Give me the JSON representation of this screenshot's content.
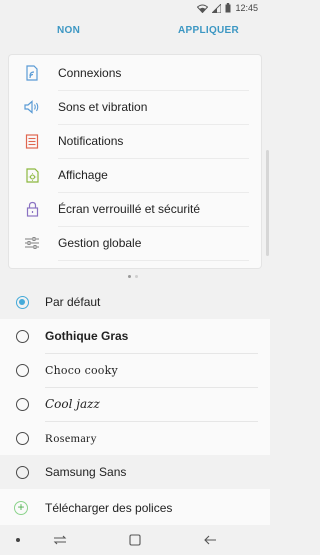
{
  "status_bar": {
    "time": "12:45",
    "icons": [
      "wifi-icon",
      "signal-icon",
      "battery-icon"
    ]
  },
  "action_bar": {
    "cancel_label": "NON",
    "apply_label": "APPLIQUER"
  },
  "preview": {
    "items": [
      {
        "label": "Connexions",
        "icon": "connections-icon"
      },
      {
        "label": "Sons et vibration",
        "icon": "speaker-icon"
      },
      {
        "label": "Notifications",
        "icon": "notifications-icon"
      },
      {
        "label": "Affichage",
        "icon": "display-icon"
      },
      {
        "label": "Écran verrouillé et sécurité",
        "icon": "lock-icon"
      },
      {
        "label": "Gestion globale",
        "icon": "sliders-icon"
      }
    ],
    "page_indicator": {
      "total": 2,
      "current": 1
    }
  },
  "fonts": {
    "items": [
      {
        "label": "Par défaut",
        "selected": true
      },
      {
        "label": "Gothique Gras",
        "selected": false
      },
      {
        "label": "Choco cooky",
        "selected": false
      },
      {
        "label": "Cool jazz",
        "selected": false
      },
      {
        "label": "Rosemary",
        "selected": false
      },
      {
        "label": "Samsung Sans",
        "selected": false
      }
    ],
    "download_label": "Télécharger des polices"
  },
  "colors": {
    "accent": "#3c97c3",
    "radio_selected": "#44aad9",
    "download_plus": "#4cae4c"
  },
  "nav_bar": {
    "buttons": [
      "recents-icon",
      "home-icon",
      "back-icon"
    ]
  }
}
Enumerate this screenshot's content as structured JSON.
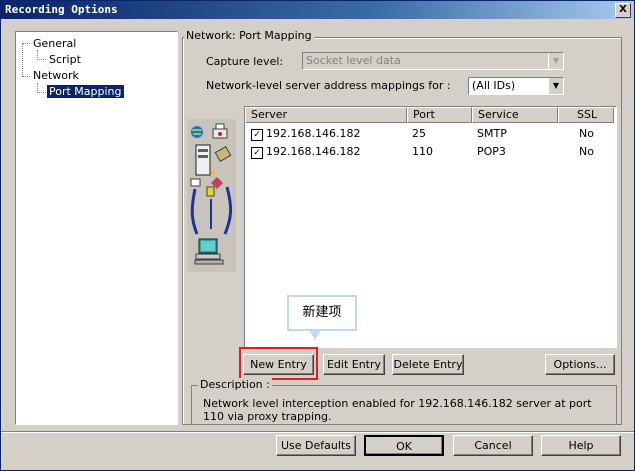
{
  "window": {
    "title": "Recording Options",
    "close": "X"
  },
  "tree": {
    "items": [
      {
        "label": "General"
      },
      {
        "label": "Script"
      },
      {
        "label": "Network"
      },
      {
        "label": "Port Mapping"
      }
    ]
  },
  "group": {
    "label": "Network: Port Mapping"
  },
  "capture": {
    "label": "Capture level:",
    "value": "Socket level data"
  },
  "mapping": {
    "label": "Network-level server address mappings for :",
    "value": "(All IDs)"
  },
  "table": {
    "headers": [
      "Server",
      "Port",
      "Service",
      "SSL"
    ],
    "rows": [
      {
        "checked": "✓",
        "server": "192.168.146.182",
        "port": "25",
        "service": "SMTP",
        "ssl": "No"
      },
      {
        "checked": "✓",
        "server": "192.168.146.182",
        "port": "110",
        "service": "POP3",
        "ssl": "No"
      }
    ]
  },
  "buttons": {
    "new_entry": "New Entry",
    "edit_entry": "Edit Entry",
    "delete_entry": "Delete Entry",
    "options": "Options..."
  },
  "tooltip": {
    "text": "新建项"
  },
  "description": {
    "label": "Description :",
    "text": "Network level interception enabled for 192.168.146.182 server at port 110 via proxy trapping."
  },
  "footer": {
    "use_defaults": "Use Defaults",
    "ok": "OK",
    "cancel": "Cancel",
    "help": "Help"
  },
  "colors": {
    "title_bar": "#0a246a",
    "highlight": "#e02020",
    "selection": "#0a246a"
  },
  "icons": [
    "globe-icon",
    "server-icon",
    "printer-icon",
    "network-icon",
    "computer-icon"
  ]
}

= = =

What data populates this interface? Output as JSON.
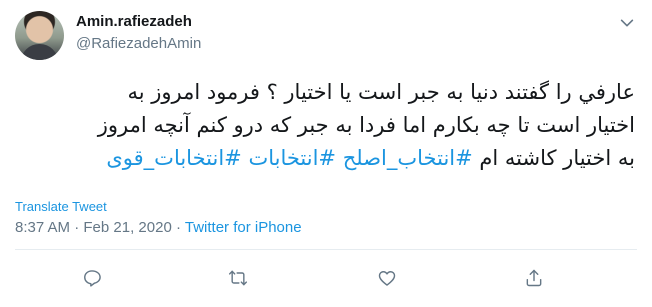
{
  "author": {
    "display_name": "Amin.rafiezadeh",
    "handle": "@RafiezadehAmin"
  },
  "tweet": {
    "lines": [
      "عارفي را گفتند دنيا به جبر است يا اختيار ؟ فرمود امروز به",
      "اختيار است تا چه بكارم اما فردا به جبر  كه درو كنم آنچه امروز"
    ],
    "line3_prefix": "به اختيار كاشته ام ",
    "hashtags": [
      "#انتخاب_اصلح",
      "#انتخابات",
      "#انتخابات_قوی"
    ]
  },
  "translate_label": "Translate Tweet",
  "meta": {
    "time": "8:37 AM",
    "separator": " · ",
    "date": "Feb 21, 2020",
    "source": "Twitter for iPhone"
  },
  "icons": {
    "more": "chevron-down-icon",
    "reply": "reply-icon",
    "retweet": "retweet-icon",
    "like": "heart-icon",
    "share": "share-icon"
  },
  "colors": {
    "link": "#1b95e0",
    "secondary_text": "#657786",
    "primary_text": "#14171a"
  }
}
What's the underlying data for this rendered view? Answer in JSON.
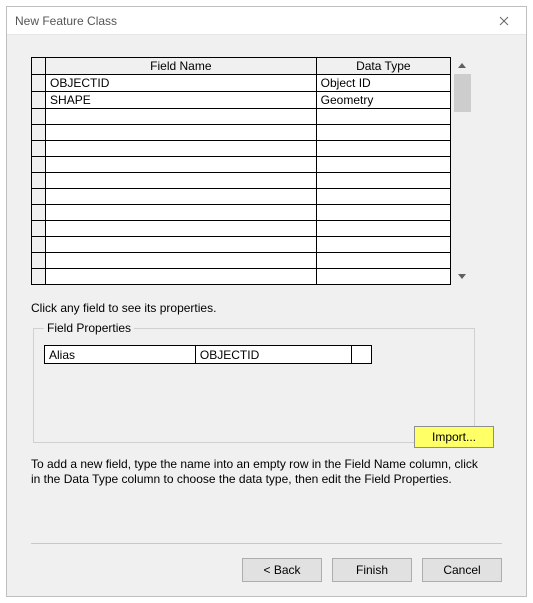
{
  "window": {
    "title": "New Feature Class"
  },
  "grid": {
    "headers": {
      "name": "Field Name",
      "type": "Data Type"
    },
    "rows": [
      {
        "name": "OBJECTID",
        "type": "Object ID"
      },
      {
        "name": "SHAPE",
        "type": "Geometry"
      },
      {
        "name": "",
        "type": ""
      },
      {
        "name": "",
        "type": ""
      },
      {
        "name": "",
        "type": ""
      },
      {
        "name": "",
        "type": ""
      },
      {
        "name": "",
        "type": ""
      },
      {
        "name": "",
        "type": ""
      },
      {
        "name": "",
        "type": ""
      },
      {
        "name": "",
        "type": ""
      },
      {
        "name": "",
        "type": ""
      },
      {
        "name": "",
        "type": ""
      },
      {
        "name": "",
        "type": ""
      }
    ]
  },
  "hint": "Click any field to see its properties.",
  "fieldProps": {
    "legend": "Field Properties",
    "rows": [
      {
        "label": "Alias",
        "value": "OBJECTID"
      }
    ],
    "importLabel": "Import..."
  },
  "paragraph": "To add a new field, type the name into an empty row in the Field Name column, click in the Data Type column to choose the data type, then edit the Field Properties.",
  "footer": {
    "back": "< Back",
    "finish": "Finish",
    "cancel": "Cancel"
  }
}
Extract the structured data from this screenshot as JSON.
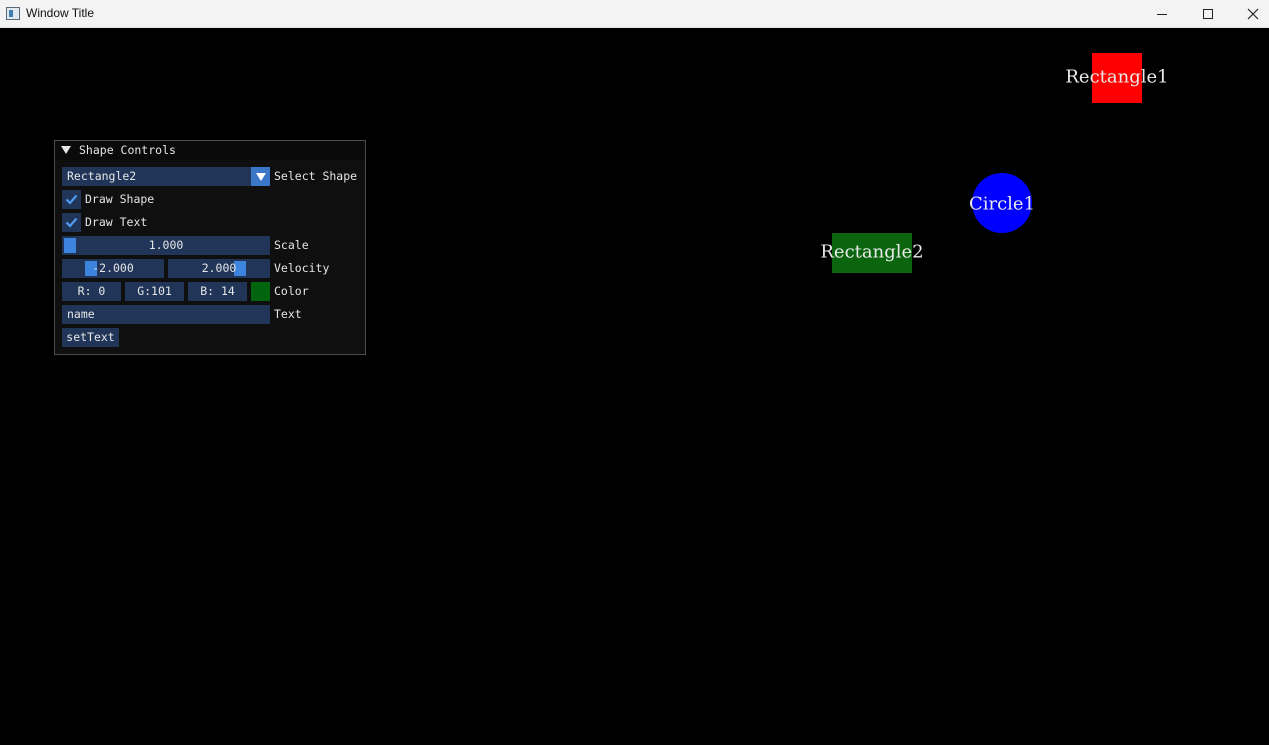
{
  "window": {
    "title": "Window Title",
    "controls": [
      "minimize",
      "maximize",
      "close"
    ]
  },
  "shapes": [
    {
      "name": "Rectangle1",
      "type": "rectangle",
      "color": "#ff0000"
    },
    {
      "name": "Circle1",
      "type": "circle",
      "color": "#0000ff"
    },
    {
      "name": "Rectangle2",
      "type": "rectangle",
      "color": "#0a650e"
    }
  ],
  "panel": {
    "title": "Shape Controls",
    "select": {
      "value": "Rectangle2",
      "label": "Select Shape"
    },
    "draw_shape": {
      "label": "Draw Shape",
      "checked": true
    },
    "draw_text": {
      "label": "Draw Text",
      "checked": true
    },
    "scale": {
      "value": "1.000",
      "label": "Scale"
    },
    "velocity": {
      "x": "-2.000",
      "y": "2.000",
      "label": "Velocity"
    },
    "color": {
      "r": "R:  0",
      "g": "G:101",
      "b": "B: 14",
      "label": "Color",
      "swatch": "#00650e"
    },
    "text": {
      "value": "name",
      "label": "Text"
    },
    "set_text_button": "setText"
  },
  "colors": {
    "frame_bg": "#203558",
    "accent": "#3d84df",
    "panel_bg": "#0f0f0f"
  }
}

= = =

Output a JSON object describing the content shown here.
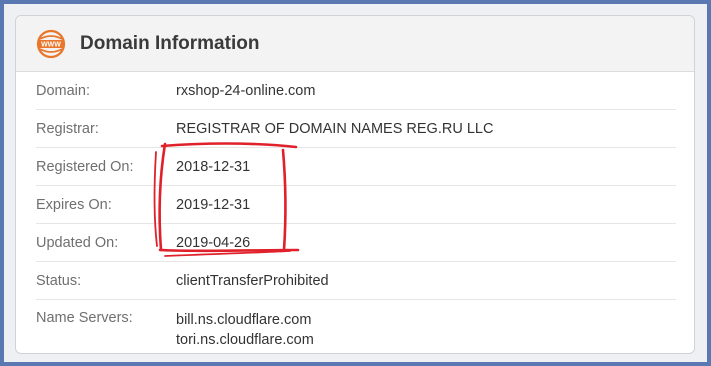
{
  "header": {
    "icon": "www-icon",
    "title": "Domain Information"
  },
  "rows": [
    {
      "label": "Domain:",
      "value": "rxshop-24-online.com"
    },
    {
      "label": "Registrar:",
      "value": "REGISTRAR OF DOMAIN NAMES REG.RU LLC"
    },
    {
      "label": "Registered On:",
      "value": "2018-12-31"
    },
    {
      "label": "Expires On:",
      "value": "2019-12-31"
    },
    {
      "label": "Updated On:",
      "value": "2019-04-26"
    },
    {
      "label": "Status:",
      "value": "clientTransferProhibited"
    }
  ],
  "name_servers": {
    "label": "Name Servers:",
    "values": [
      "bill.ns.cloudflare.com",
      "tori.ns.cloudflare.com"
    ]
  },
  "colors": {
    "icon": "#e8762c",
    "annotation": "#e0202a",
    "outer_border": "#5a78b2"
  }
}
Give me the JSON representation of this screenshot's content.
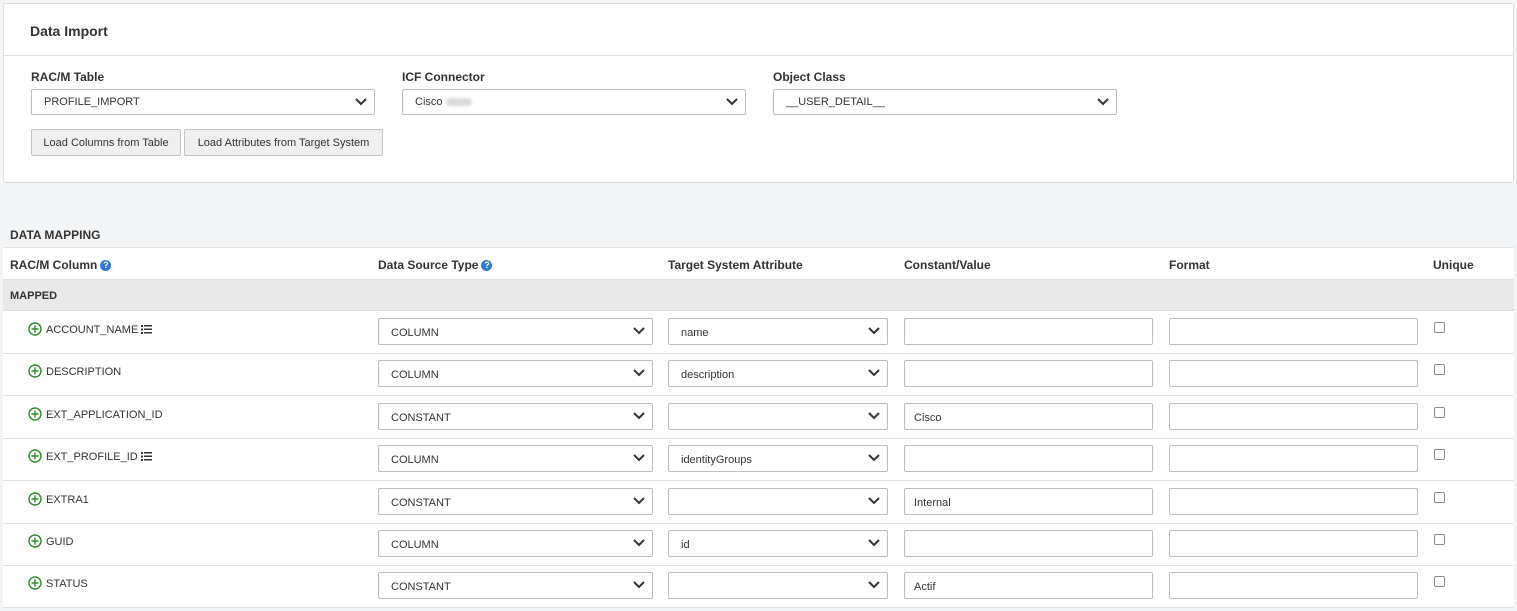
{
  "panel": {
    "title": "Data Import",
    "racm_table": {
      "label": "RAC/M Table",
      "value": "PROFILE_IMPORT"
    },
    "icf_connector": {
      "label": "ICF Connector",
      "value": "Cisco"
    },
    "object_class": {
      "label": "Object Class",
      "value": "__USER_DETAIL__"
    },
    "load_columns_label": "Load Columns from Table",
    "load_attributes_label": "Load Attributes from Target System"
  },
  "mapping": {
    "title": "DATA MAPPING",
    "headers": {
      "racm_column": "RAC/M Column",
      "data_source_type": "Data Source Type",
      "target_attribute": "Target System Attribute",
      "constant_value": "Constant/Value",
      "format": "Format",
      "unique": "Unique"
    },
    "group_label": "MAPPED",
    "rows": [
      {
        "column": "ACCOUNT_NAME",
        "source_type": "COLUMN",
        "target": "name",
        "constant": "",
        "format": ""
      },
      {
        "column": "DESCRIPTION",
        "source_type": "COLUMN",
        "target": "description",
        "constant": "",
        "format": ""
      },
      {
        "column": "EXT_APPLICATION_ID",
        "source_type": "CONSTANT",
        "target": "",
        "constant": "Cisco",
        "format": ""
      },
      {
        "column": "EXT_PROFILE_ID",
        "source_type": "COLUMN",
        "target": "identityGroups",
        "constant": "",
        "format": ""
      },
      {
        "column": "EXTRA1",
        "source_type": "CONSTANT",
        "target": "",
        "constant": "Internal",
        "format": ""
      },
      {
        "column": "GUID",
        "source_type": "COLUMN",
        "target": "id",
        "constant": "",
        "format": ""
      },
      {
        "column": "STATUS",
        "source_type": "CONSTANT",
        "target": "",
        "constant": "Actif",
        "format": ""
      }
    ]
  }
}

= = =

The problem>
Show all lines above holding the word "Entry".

Written answer>
    "new_entry": "New Entry",
    "edit_entry": "Edit Entry",
    "delete_entry": "Delete Entry",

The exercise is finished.